  1. 1. Needle Stick The 100% Preventable Injury By Kent Winterbottom ACP
  2. 2. Needle Stick Injuries • 7 reported needle stick injuries in 2011 • 12 reported needle stick injuries in 2010 • Over 65% of needle-sticks involve registered nurses or nurse supervisors. About 4% involve Paramedics or Ambulance Attendants. • Number are est. based on reported injuries to WCB
  3. 3. Do’s • Immunization for Hepatitis A/B • Use needless system and adjuncts if available • Use appropriate PPE when dealing with sharps • Always check ambulance before and after call • Always check equipment when exchanging with other services. i.e. stretchers, backboards • Immediately place used sharps in disposal container. • Follow your policy and SOP for safe use of sharps container and disposal of your sharps disposal container.
  4. 4. Don’t • Throw sharps into the trash or on the floor • Leave sharps on stretcher • Stick needle into stretcher or seat pad • Bend, Break, or Recap used needles • Allow unsafe sharp practice to continue
  5. 5. Needle Stick What do I do? • Immediately clean with antiseptic soap and water (Hand Sanitizers) • Seek medical attention i.e. nursing station • Notify supervisor (policy GE-1) • Complete WCB form (SOP administration 0003) • Complete occurrence report (policy GE-23) • See policy and SOP’s for complete details
  6. 6. Question: How long does the HIV/AIDS virus survive in the blood outside the body? • very short life on an inanimate surface • If the blood is dry, the virus usually will be dead. • If it is wet, a chance exists that it could still be active.
  7. 7. Question: How long can the hepatitis virus live outside the body? • A good rule of thumb is that wet material is infectious and dried material is much less infectious. • The virus can live outside the body and be infectious for certain periods of time.
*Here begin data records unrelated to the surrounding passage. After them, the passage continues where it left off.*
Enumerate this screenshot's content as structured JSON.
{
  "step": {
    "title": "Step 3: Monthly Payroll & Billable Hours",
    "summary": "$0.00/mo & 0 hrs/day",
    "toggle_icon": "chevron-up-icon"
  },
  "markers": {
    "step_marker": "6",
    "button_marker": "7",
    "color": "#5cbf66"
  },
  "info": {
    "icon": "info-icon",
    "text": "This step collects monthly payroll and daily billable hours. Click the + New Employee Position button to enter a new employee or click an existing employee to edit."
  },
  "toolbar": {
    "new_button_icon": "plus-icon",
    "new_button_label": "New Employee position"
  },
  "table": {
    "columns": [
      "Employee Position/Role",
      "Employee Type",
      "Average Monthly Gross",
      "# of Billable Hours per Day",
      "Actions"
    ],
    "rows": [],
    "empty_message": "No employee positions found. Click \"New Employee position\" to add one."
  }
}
Hepatitis A Virus • HAV can survive outside the body for months. Hepatitis B Virus • HBV, can still be infectious for up to a week outside the body. Hepatitis C Virus • HCV, can live outside the body for up to 16 h - 4 days.
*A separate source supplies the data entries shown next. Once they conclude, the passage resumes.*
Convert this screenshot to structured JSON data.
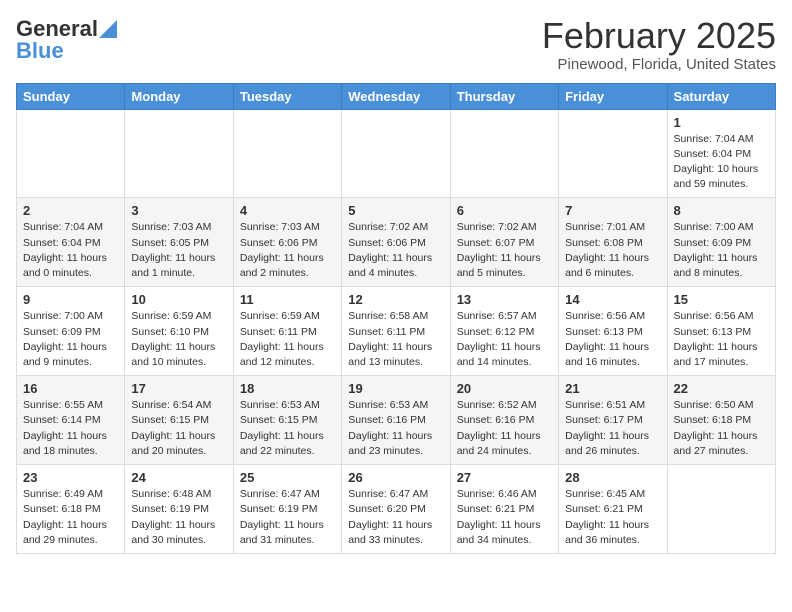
{
  "header": {
    "logo_general": "General",
    "logo_blue": "Blue",
    "month_title": "February 2025",
    "location": "Pinewood, Florida, United States"
  },
  "days_of_week": [
    "Sunday",
    "Monday",
    "Tuesday",
    "Wednesday",
    "Thursday",
    "Friday",
    "Saturday"
  ],
  "weeks": [
    [
      {
        "day": "",
        "info": ""
      },
      {
        "day": "",
        "info": ""
      },
      {
        "day": "",
        "info": ""
      },
      {
        "day": "",
        "info": ""
      },
      {
        "day": "",
        "info": ""
      },
      {
        "day": "",
        "info": ""
      },
      {
        "day": "1",
        "info": "Sunrise: 7:04 AM\nSunset: 6:04 PM\nDaylight: 10 hours\nand 59 minutes."
      }
    ],
    [
      {
        "day": "2",
        "info": "Sunrise: 7:04 AM\nSunset: 6:04 PM\nDaylight: 11 hours\nand 0 minutes."
      },
      {
        "day": "3",
        "info": "Sunrise: 7:03 AM\nSunset: 6:05 PM\nDaylight: 11 hours\nand 1 minute."
      },
      {
        "day": "4",
        "info": "Sunrise: 7:03 AM\nSunset: 6:06 PM\nDaylight: 11 hours\nand 2 minutes."
      },
      {
        "day": "5",
        "info": "Sunrise: 7:02 AM\nSunset: 6:06 PM\nDaylight: 11 hours\nand 4 minutes."
      },
      {
        "day": "6",
        "info": "Sunrise: 7:02 AM\nSunset: 6:07 PM\nDaylight: 11 hours\nand 5 minutes."
      },
      {
        "day": "7",
        "info": "Sunrise: 7:01 AM\nSunset: 6:08 PM\nDaylight: 11 hours\nand 6 minutes."
      },
      {
        "day": "8",
        "info": "Sunrise: 7:00 AM\nSunset: 6:09 PM\nDaylight: 11 hours\nand 8 minutes."
      }
    ],
    [
      {
        "day": "9",
        "info": "Sunrise: 7:00 AM\nSunset: 6:09 PM\nDaylight: 11 hours\nand 9 minutes."
      },
      {
        "day": "10",
        "info": "Sunrise: 6:59 AM\nSunset: 6:10 PM\nDaylight: 11 hours\nand 10 minutes."
      },
      {
        "day": "11",
        "info": "Sunrise: 6:59 AM\nSunset: 6:11 PM\nDaylight: 11 hours\nand 12 minutes."
      },
      {
        "day": "12",
        "info": "Sunrise: 6:58 AM\nSunset: 6:11 PM\nDaylight: 11 hours\nand 13 minutes."
      },
      {
        "day": "13",
        "info": "Sunrise: 6:57 AM\nSunset: 6:12 PM\nDaylight: 11 hours\nand 14 minutes."
      },
      {
        "day": "14",
        "info": "Sunrise: 6:56 AM\nSunset: 6:13 PM\nDaylight: 11 hours\nand 16 minutes."
      },
      {
        "day": "15",
        "info": "Sunrise: 6:56 AM\nSunset: 6:13 PM\nDaylight: 11 hours\nand 17 minutes."
      }
    ],
    [
      {
        "day": "16",
        "info": "Sunrise: 6:55 AM\nSunset: 6:14 PM\nDaylight: 11 hours\nand 18 minutes."
      },
      {
        "day": "17",
        "info": "Sunrise: 6:54 AM\nSunset: 6:15 PM\nDaylight: 11 hours\nand 20 minutes."
      },
      {
        "day": "18",
        "info": "Sunrise: 6:53 AM\nSunset: 6:15 PM\nDaylight: 11 hours\nand 22 minutes."
      },
      {
        "day": "19",
        "info": "Sunrise: 6:53 AM\nSunset: 6:16 PM\nDaylight: 11 hours\nand 23 minutes."
      },
      {
        "day": "20",
        "info": "Sunrise: 6:52 AM\nSunset: 6:16 PM\nDaylight: 11 hours\nand 24 minutes."
      },
      {
        "day": "21",
        "info": "Sunrise: 6:51 AM\nSunset: 6:17 PM\nDaylight: 11 hours\nand 26 minutes."
      },
      {
        "day": "22",
        "info": "Sunrise: 6:50 AM\nSunset: 6:18 PM\nDaylight: 11 hours\nand 27 minutes."
      }
    ],
    [
      {
        "day": "23",
        "info": "Sunrise: 6:49 AM\nSunset: 6:18 PM\nDaylight: 11 hours\nand 29 minutes."
      },
      {
        "day": "24",
        "info": "Sunrise: 6:48 AM\nSunset: 6:19 PM\nDaylight: 11 hours\nand 30 minutes."
      },
      {
        "day": "25",
        "info": "Sunrise: 6:47 AM\nSunset: 6:19 PM\nDaylight: 11 hours\nand 31 minutes."
      },
      {
        "day": "26",
        "info": "Sunrise: 6:47 AM\nSunset: 6:20 PM\nDaylight: 11 hours\nand 33 minutes."
      },
      {
        "day": "27",
        "info": "Sunrise: 6:46 AM\nSunset: 6:21 PM\nDaylight: 11 hours\nand 34 minutes."
      },
      {
        "day": "28",
        "info": "Sunrise: 6:45 AM\nSunset: 6:21 PM\nDaylight: 11 hours\nand 36 minutes."
      },
      {
        "day": "",
        "info": ""
      }
    ]
  ]
}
  8. 8. Conclusion • Always use appropriate PPE when handling and/or disposing of sharps • With safe sharps practice the risk of needle stick injuries can be completely eliminated